- What is needed
Where in the data does the word "text" appear? Find those lines and copy them.

- Task material
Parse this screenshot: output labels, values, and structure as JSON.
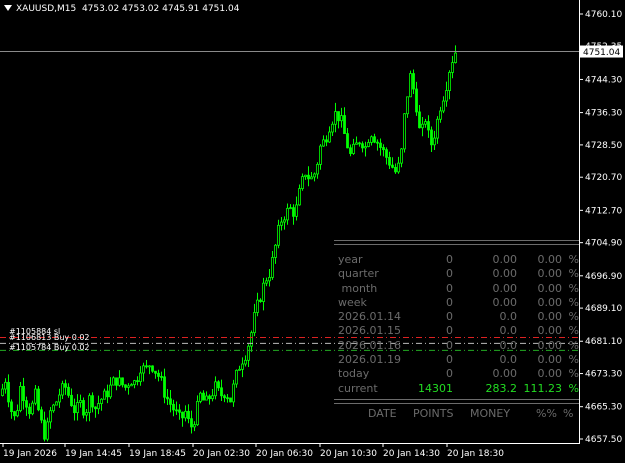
{
  "header": {
    "symbol": "XAUUSD,M15",
    "open": "4753.02",
    "high": "4753.02",
    "low": "4745.91",
    "close": "4751.04"
  },
  "price_axis": {
    "labels": [
      "4760.10",
      "4752.35",
      "4744.30",
      "4736.30",
      "4728.50",
      "4720.70",
      "4712.70",
      "4704.90",
      "4696.90",
      "4689.10",
      "4681.10",
      "4673.30",
      "4665.30",
      "4657.50"
    ],
    "current_price": "4751.04"
  },
  "time_axis": {
    "labels": [
      "19 Jan 2026",
      "19 Jan 14:45",
      "19 Jan 18:45",
      "20 Jan 02:30",
      "20 Jan 06:30",
      "20 Jan 10:30",
      "20 Jan 14:30",
      "20 Jan 18:30"
    ]
  },
  "orders": [
    {
      "text": "#1105884 sl",
      "price": 4682.0,
      "color": "#dd2222"
    },
    {
      "text": "#1106813 Buy 0.02",
      "price": 4680.6,
      "color": "#bbbbbb"
    },
    {
      "text": "#1105784 Buy 0.02",
      "price": 4678.9,
      "color": "#22aa22"
    }
  ],
  "stats": {
    "rows": [
      {
        "label": "year",
        "points": "0",
        "money": "0.00",
        "pct": "0.00",
        "sign": "%"
      },
      {
        "label": "quarter",
        "points": "0",
        "money": "0.00",
        "pct": "0.00",
        "sign": "%"
      },
      {
        "label": " month",
        "points": "0",
        "money": "0.00",
        "pct": "0.00",
        "sign": "%"
      },
      {
        "label": "week",
        "points": "0",
        "money": "0.00",
        "pct": "0.00",
        "sign": "%"
      },
      {
        "label": "2026.01.14",
        "points": "0",
        "money": "0.0",
        "pct": "0.00",
        "sign": "%"
      },
      {
        "label": "2026.01.15",
        "points": "0",
        "money": "0.0",
        "pct": "0.00",
        "sign": "%"
      },
      {
        "label": "2026.01.16",
        "points": "0",
        "money": "0.0",
        "pct": "0.00",
        "sign": "%"
      },
      {
        "label": "2026.01.19",
        "points": "0",
        "money": "0.0",
        "pct": "0.00",
        "sign": "%"
      },
      {
        "label": "today",
        "points": "0",
        "money": "0.00",
        "pct": "0.00",
        "sign": "%"
      }
    ],
    "current": {
      "label": "current",
      "points": "14301",
      "money": "283.2",
      "pct": "111.23",
      "sign": "%"
    },
    "columns": {
      "date": "DATE",
      "points": "POINTS",
      "money": "MONEY",
      "pct": "%%",
      "sign": "%"
    }
  },
  "chart_data": {
    "type": "candlestick",
    "symbol": "XAUUSD",
    "timeframe": "M15",
    "ylim": [
      4655.5,
      4763.0
    ],
    "current_price": 4751.04,
    "bull_color": "#00ff00",
    "bear_color": "#00ff00",
    "grid": false,
    "close_path": [
      [
        0,
        4668
      ],
      [
        5,
        4672
      ],
      [
        10,
        4665
      ],
      [
        15,
        4662
      ],
      [
        20,
        4670
      ],
      [
        25,
        4667
      ],
      [
        30,
        4664
      ],
      [
        35,
        4668
      ],
      [
        40,
        4662
      ],
      [
        45,
        4658
      ],
      [
        50,
        4664
      ],
      [
        55,
        4666
      ],
      [
        60,
        4669
      ],
      [
        65,
        4670
      ],
      [
        70,
        4667
      ],
      [
        75,
        4664
      ],
      [
        80,
        4666
      ],
      [
        85,
        4664
      ],
      [
        90,
        4668
      ],
      [
        95,
        4665
      ],
      [
        100,
        4667
      ],
      [
        105,
        4668
      ],
      [
        110,
        4670
      ],
      [
        115,
        4672
      ],
      [
        120,
        4671
      ],
      [
        125,
        4670
      ],
      [
        130,
        4672
      ],
      [
        135,
        4671
      ],
      [
        140,
        4675
      ],
      [
        145,
        4674
      ],
      [
        150,
        4676
      ],
      [
        155,
        4674
      ],
      [
        160,
        4672
      ],
      [
        165,
        4668
      ],
      [
        170,
        4666
      ],
      [
        175,
        4664
      ],
      [
        180,
        4662
      ],
      [
        185,
        4664
      ],
      [
        190,
        4660
      ],
      [
        195,
        4663
      ],
      [
        200,
        4668
      ],
      [
        205,
        4666
      ],
      [
        210,
        4668
      ],
      [
        215,
        4670
      ],
      [
        220,
        4668
      ],
      [
        225,
        4669
      ],
      [
        230,
        4667
      ],
      [
        235,
        4672
      ],
      [
        240,
        4676
      ],
      [
        245,
        4678
      ],
      [
        250,
        4682
      ],
      [
        255,
        4688
      ],
      [
        260,
        4692
      ],
      [
        265,
        4696
      ],
      [
        270,
        4698
      ],
      [
        275,
        4704
      ],
      [
        280,
        4710
      ],
      [
        285,
        4712
      ],
      [
        290,
        4713
      ],
      [
        295,
        4712
      ],
      [
        300,
        4718
      ],
      [
        305,
        4722
      ],
      [
        310,
        4720
      ],
      [
        315,
        4722
      ],
      [
        320,
        4728
      ],
      [
        325,
        4730
      ],
      [
        330,
        4734
      ],
      [
        335,
        4736
      ],
      [
        340,
        4735
      ],
      [
        345,
        4730
      ],
      [
        350,
        4726
      ],
      [
        355,
        4728
      ],
      [
        360,
        4730
      ],
      [
        365,
        4728
      ],
      [
        370,
        4732
      ],
      [
        375,
        4730
      ],
      [
        380,
        4728
      ],
      [
        385,
        4726
      ],
      [
        390,
        4724
      ],
      [
        395,
        4722
      ],
      [
        400,
        4724
      ],
      [
        405,
        4738
      ],
      [
        410,
        4745
      ],
      [
        415,
        4740
      ],
      [
        420,
        4730
      ],
      [
        425,
        4735
      ],
      [
        430,
        4728
      ],
      [
        435,
        4732
      ],
      [
        440,
        4738
      ],
      [
        445,
        4742
      ],
      [
        450,
        4748
      ],
      [
        455,
        4751
      ]
    ]
  }
}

- Output for this task
      "text": "#1105884 sl",
      "text": "#1106813 Buy 0.02",
      "text": "#1105784 Buy 0.02",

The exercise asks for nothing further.